_WHAT YOU ARE ASKED TO DO_.
Look through the records and copy each line with the string "only" in it.

Top of RECORD EXCERPTS

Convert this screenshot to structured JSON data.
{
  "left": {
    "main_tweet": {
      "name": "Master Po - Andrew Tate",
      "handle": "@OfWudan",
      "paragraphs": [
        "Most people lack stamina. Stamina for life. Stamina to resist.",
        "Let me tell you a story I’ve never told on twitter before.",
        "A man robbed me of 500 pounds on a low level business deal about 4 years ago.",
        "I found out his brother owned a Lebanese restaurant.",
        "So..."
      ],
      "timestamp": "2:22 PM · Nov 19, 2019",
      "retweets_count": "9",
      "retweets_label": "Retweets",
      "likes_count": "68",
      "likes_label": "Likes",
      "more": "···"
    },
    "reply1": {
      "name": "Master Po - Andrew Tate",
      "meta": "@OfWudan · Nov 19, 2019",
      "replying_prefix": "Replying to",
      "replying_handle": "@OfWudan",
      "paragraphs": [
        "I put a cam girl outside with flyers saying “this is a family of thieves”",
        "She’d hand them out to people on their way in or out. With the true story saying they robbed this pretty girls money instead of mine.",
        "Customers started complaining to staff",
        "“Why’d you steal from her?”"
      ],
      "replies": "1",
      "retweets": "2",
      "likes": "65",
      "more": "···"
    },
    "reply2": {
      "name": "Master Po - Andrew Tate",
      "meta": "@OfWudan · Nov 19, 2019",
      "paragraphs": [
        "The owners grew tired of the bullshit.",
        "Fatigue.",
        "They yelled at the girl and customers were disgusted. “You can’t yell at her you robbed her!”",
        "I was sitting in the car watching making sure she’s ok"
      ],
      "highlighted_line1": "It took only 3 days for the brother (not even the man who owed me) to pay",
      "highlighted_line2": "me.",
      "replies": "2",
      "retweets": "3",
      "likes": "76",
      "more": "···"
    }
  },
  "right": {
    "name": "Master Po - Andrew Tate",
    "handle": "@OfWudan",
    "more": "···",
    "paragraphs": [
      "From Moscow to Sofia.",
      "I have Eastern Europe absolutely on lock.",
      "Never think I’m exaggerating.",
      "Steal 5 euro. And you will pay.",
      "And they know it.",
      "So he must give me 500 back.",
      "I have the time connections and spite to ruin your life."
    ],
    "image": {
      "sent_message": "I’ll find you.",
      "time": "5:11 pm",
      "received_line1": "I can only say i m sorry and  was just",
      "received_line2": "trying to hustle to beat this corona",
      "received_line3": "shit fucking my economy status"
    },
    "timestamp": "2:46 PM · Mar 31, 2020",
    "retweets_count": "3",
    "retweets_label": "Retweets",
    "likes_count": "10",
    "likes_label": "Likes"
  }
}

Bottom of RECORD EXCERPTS

_RESPONSE BELOW_.
      "highlighted_line1": "It took only 3 days for the brother (not even the man who owed me) to pay",
      "received_line1": "I can only say i m sorry and  was just",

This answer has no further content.